  • a spreadsheet).

  • The field that is the primary key of the table is usually quoted on top of the other fields.

  • What is more important - it is always underlined.

  • Keeping these simple rules in mind, when you spot this table, you will immediately know:

  • It is calledSales”; its primary key ispurchase number”; and there are three

  • other fields – “date of purchase”, “customer ID”, “item code”.

  • This image corresponds to tabular data in the following form

  • All right?

  • Good.

  • One last remark about primary keys.

  • Please, remember that not all tables you work with will have a primary key, although almost

  • all tables in any database will have a single-column or a multi-column primary key.

  • To conclude, the term for representing a table with the help of such a rectangle and the

  • names of the fields is called a relational schema.

  • When you combine the relational schemas of the tables we have in a database, this gives

  • us a database schema.

  • Informally, it is ok to call the representation of the entire database in plural - relational

  • schemas.

  • All right!

  • Excellent!

  • TheCustomer IDcolumn does not give away much information about the purchaser,

  • does it?

  • We will store her first and last names, email address, and number of complaints submitted

  • in another table, calledCustomers”.

  • Here is a table containing all these fields, as well as a “Customer IDcolumn, which

  • is unique; there is no need to keep the information about the same customer more than once, right?

  • Therefore, in this table, theCustomer IDfield is the primary key.

  • The other columns represent the rest of the information about a customerfirst name,

  • last name, email address, and number of complaints.

  • Interesting!

  • We already have two tables – “SalesandCustomers”!

  • We know they are related through theCustomer IDfield, and as you can see, a “Customer

  • IDcolumn exists in theSalestable.

  • The coincidence of the two column names is chosen purely for convenience.

  • The same relationship could be based on columns with different names – “Column IDand

  • justID”, for example.

  • What is important is that the information in theSalestable can be obtained through

  • theCustomer IDcolumn in theCustomerstable.

  • Great!

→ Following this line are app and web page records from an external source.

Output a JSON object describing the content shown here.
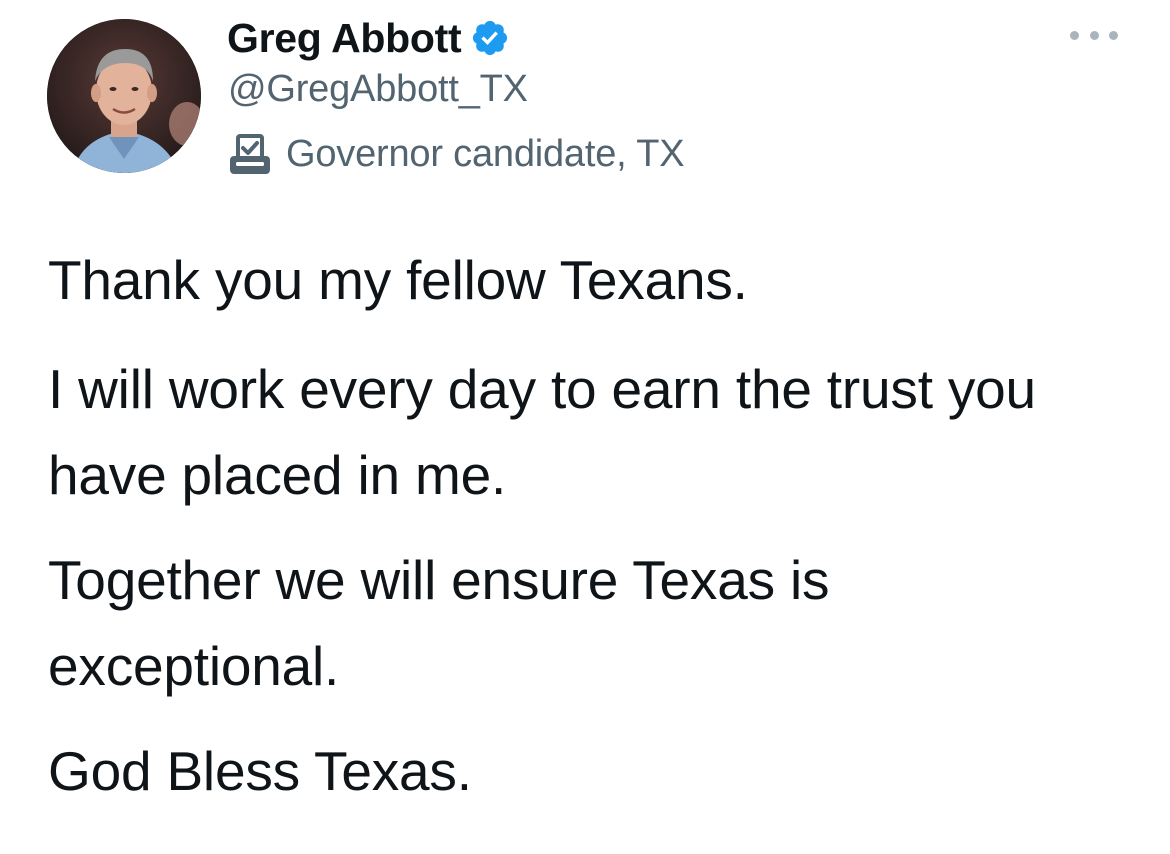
{
  "tweet": {
    "display_name": "Greg Abbott",
    "handle": "@GregAbbott_TX",
    "label": "Governor candidate, TX",
    "label_icon": "ballot-box-icon",
    "verified_icon": "verified-badge-icon",
    "more_icon": "more-options-icon",
    "paragraphs": [
      "Thank you my fellow Texans.",
      "I will work every day to earn the trust you have placed in me.",
      "Together we will ensure Texas is exceptional.",
      "God Bless Texas."
    ]
  },
  "colors": {
    "verified_blue": "#1d9bf0",
    "secondary_text": "#536471",
    "primary_text": "#0f1419",
    "dots": "#aab4bc"
  }
}
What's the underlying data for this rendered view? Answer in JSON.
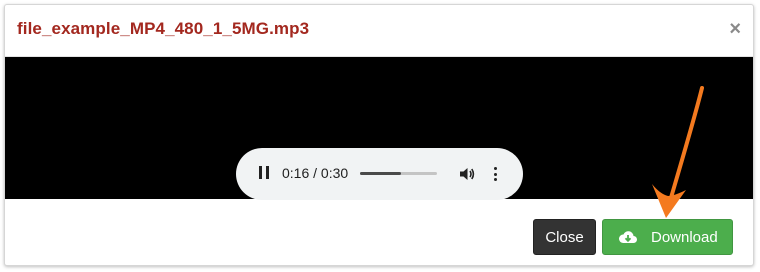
{
  "modal": {
    "title": "file_example_MP4_480_1_5MG.mp3",
    "close_symbol": "×"
  },
  "player": {
    "state": "playing",
    "time_display": "0:16 / 0:30",
    "progress_fraction": 0.53,
    "icons": {
      "pause": "pause-icon",
      "volume": "volume-icon",
      "more": "more-options-icon"
    }
  },
  "footer": {
    "close_label": "Close",
    "download_label": "Download",
    "download_icon": "cloud-download-icon"
  },
  "annotation": {
    "arrow_color": "#f47a1f",
    "points_to": "download-button"
  },
  "colors": {
    "title": "#a3281f",
    "close_button": "#333333",
    "download_button": "#4cae4c",
    "video_background": "#000000",
    "player_background": "#f1f3f4"
  }
}
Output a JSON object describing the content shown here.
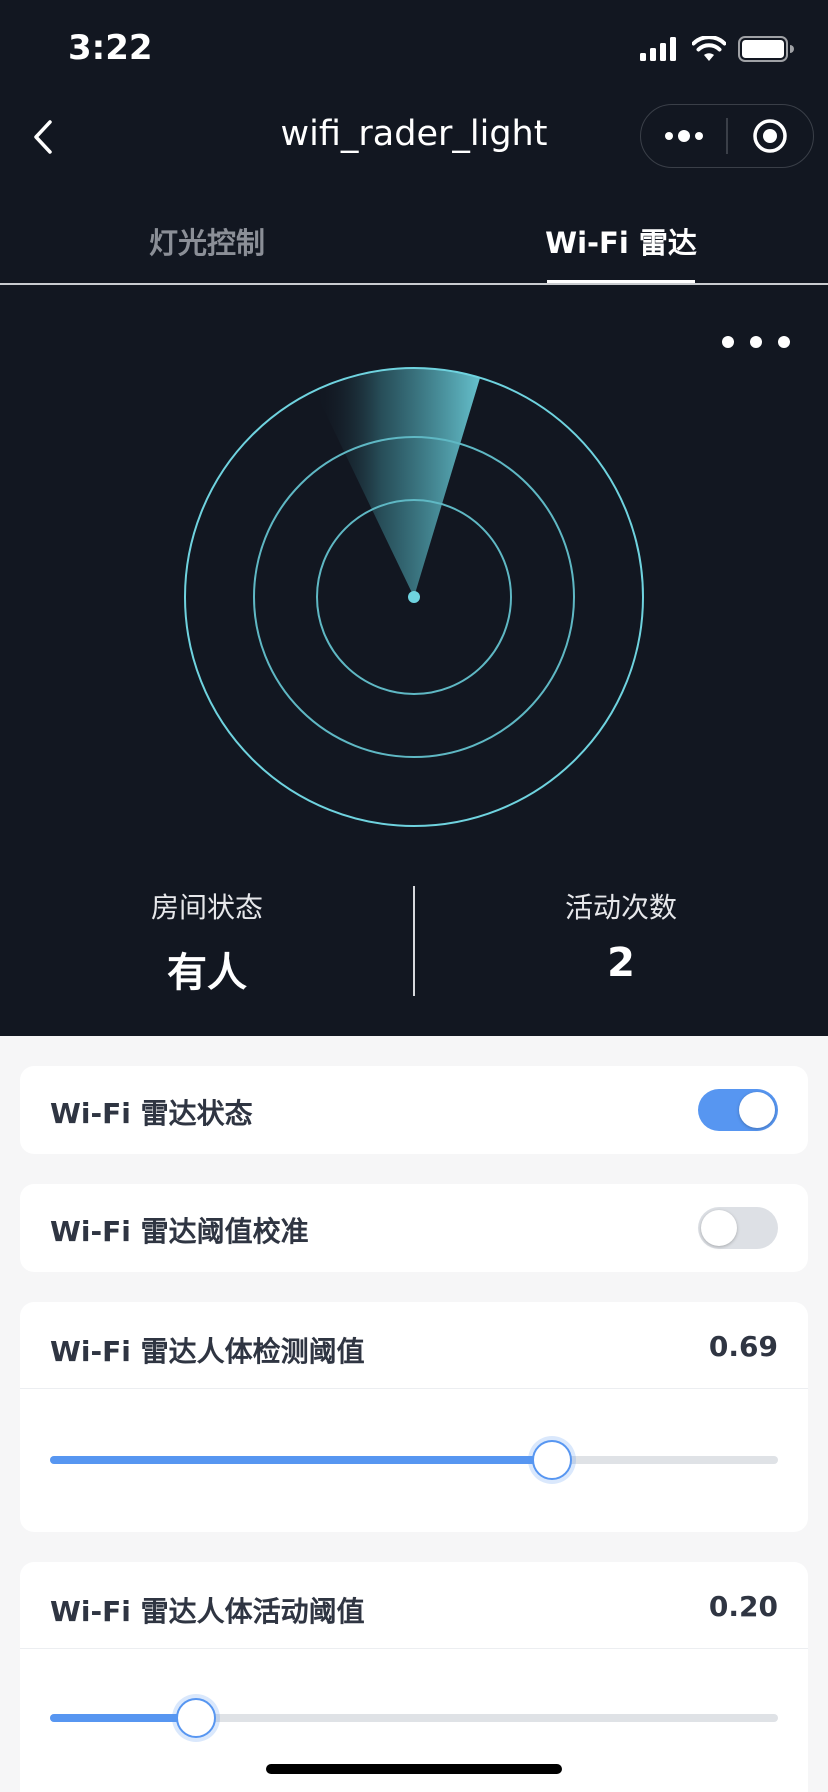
{
  "status_bar": {
    "time": "3:22"
  },
  "nav": {
    "title": "wifi_rader_light"
  },
  "tabs": [
    {
      "label": "灯光控制",
      "active": false
    },
    {
      "label": "Wi-Fi 雷达",
      "active": true
    }
  ],
  "stats": {
    "room_status": {
      "label": "房间状态",
      "value": "有人"
    },
    "activity_count": {
      "label": "活动次数",
      "value": "2"
    }
  },
  "settings": {
    "radar_status": {
      "label": "Wi-Fi 雷达状态",
      "enabled": true
    },
    "threshold_calibration": {
      "label": "Wi-Fi 雷达阈值校准",
      "enabled": false
    },
    "detection_threshold": {
      "label": "Wi-Fi 雷达人体检测阈值",
      "value": "0.69",
      "fraction": 0.69
    },
    "activity_threshold": {
      "label": "Wi-Fi 雷达人体活动阈值",
      "value": "0.20",
      "fraction": 0.2
    }
  },
  "colors": {
    "background_dark": "#121721",
    "radar_cyan": "#6fd3df",
    "accent_blue": "#5796f1",
    "toggle_off": "#dde0e5"
  },
  "icons": [
    "back-arrow-icon",
    "more-dots-icon",
    "record-target-icon",
    "signal-icon",
    "wifi-icon",
    "battery-icon",
    "overflow-dots-icon"
  ]
}
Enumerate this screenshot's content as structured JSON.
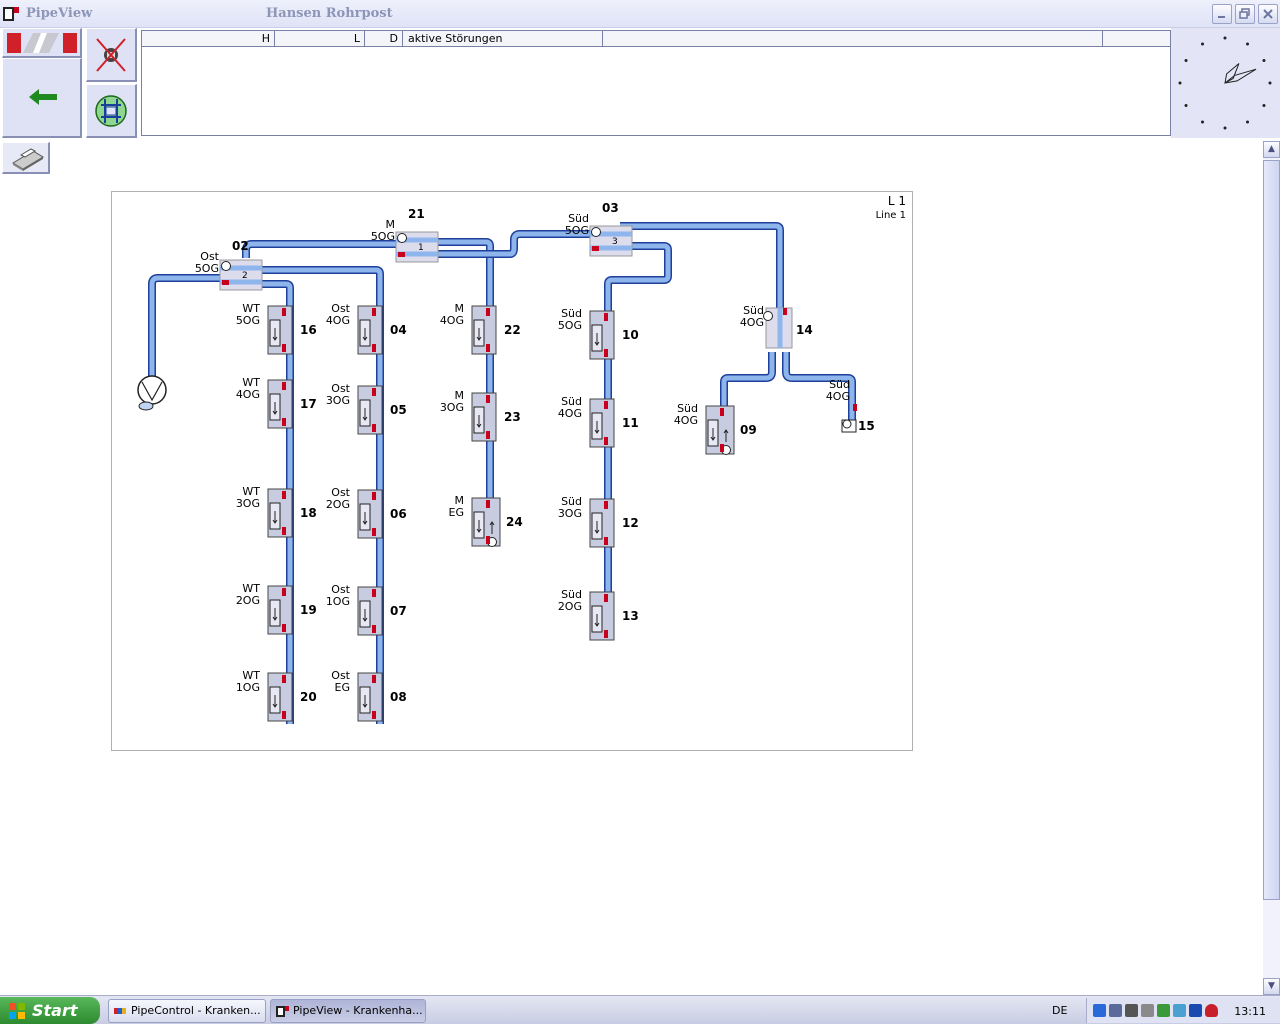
{
  "window": {
    "title": "PipeView",
    "subtitle": "Hansen Rohrpost",
    "minimize_icon": "minimize-icon",
    "maximize_icon": "restore-icon",
    "close_icon": "close-icon"
  },
  "toolbar": {
    "gate_icon": "gate-icon",
    "back_icon": "arrow-left-icon",
    "noalarm_icon": "alarm-off-icon",
    "grid_icon": "network-icon",
    "print_icon": "printer-icon"
  },
  "alarms": {
    "columns": [
      "H",
      "L",
      "D",
      "aktive Störungen",
      "",
      ""
    ]
  },
  "map": {
    "line_name": "L 1",
    "line_label": "Line 1",
    "stations": [
      {
        "id": "16",
        "l1": "WT",
        "l2": "5OG"
      },
      {
        "id": "17",
        "l1": "WT",
        "l2": "4OG"
      },
      {
        "id": "18",
        "l1": "WT",
        "l2": "3OG"
      },
      {
        "id": "19",
        "l1": "WT",
        "l2": "2OG"
      },
      {
        "id": "20",
        "l1": "WT",
        "l2": "1OG"
      },
      {
        "id": "04",
        "l1": "Ost",
        "l2": "4OG"
      },
      {
        "id": "05",
        "l1": "Ost",
        "l2": "3OG"
      },
      {
        "id": "06",
        "l1": "Ost",
        "l2": "2OG"
      },
      {
        "id": "07",
        "l1": "Ost",
        "l2": "1OG"
      },
      {
        "id": "08",
        "l1": "Ost",
        "l2": "EG"
      },
      {
        "id": "22",
        "l1": "M",
        "l2": "4OG"
      },
      {
        "id": "23",
        "l1": "M",
        "l2": "3OG"
      },
      {
        "id": "24",
        "l1": "M",
        "l2": "EG"
      },
      {
        "id": "10",
        "l1": "Süd",
        "l2": "5OG"
      },
      {
        "id": "11",
        "l1": "Süd",
        "l2": "4OG"
      },
      {
        "id": "12",
        "l1": "Süd",
        "l2": "3OG"
      },
      {
        "id": "13",
        "l1": "Süd",
        "l2": "2OG"
      },
      {
        "id": "09",
        "l1": "Süd",
        "l2": "4OG"
      },
      {
        "id": "15",
        "l1": "Süd",
        "l2": "4OG"
      }
    ],
    "diverters": [
      {
        "id": "02",
        "l1": "Ost",
        "l2": "5OG",
        "port": "2"
      },
      {
        "id": "21",
        "l1": "M",
        "l2": "5OG",
        "port": "1"
      },
      {
        "id": "03",
        "l1": "Süd",
        "l2": "5OG",
        "port": "3"
      },
      {
        "id": "14",
        "l1": "Süd",
        "l2": "4OG",
        "port": ""
      }
    ],
    "pipe_color": "#8fb6ec",
    "pipe_edge": "#1e3f9a",
    "alarm_color": "#c8001e"
  },
  "taskbar": {
    "start_label": "Start",
    "tasks": [
      "PipeControl - Kranken...",
      "PipeView - Krankenha..."
    ],
    "language": "DE",
    "time": "13:11"
  }
}
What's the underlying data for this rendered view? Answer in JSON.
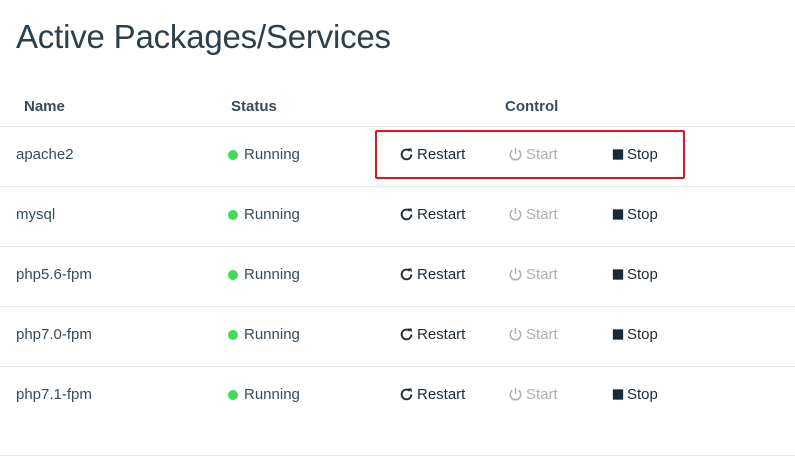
{
  "page": {
    "title": "Active Packages/Services"
  },
  "columns": {
    "name": "Name",
    "status": "Status",
    "control": "Control"
  },
  "controls": {
    "restart_label": "Restart",
    "start_label": "Start",
    "stop_label": "Stop",
    "restart_icon": "refresh-icon",
    "start_icon": "power-icon",
    "stop_icon": "stop-square-icon"
  },
  "colors": {
    "running": "#3ddc59",
    "highlight": "#e4141b",
    "disabled": "#a9b0b6"
  },
  "services": [
    {
      "name": "apache2",
      "status": "Running"
    },
    {
      "name": "mysql",
      "status": "Running"
    },
    {
      "name": "php5.6-fpm",
      "status": "Running"
    },
    {
      "name": "php7.0-fpm",
      "status": "Running"
    },
    {
      "name": "php7.1-fpm",
      "status": "Running"
    }
  ]
}
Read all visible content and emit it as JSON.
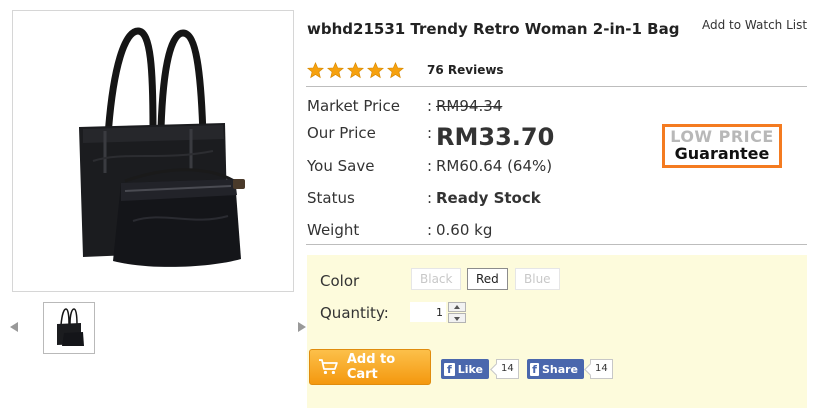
{
  "product": {
    "title": "wbhd21531 Trendy Retro Woman 2-in-1 Bag",
    "watch_list_label": "Add to Watch List",
    "rating_stars": 5,
    "reviews_label": "76 Reviews"
  },
  "pricing": {
    "market_price_label": "Market Price",
    "market_price_value": "RM94.34",
    "our_price_label": "Our Price",
    "our_price_value": "RM33.70",
    "you_save_label": "You Save",
    "you_save_value": "RM60.64 (64%)",
    "status_label": "Status",
    "status_value": "Ready Stock",
    "weight_label": "Weight",
    "weight_value": "0.60 kg",
    "colon": ":",
    "guarantee_top": "LOW PRICE",
    "guarantee_bottom": "Guarantee"
  },
  "options": {
    "color_label": "Color",
    "colors": [
      "Black",
      "Red",
      "Blue"
    ],
    "selected_color": "Red",
    "quantity_label": "Quantity:",
    "quantity_value": "1"
  },
  "actions": {
    "add_to_cart_label": "Add to Cart",
    "like_label": "Like",
    "like_count": "14",
    "share_label": "Share",
    "share_count": "14"
  },
  "icons": {
    "star": "star-icon",
    "cart": "cart-icon",
    "facebook": "facebook-icon",
    "prev": "arrow-left-icon",
    "next": "arrow-right-icon"
  },
  "colors": {
    "price_orange": "#ee6a17",
    "stock_green": "#3d9b17",
    "star_gold": "#f6a10e",
    "panel_bg": "#fdfbdc",
    "facebook_blue": "#4a67ad",
    "guarantee_orange": "#f47b20"
  }
}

  • Let’s stick to using the same name for both columns.

  • All right.

  • Here is the big trick.

  • Customer IDis a primary key for theCustomerstable and a foreign key in

  • theSalestable.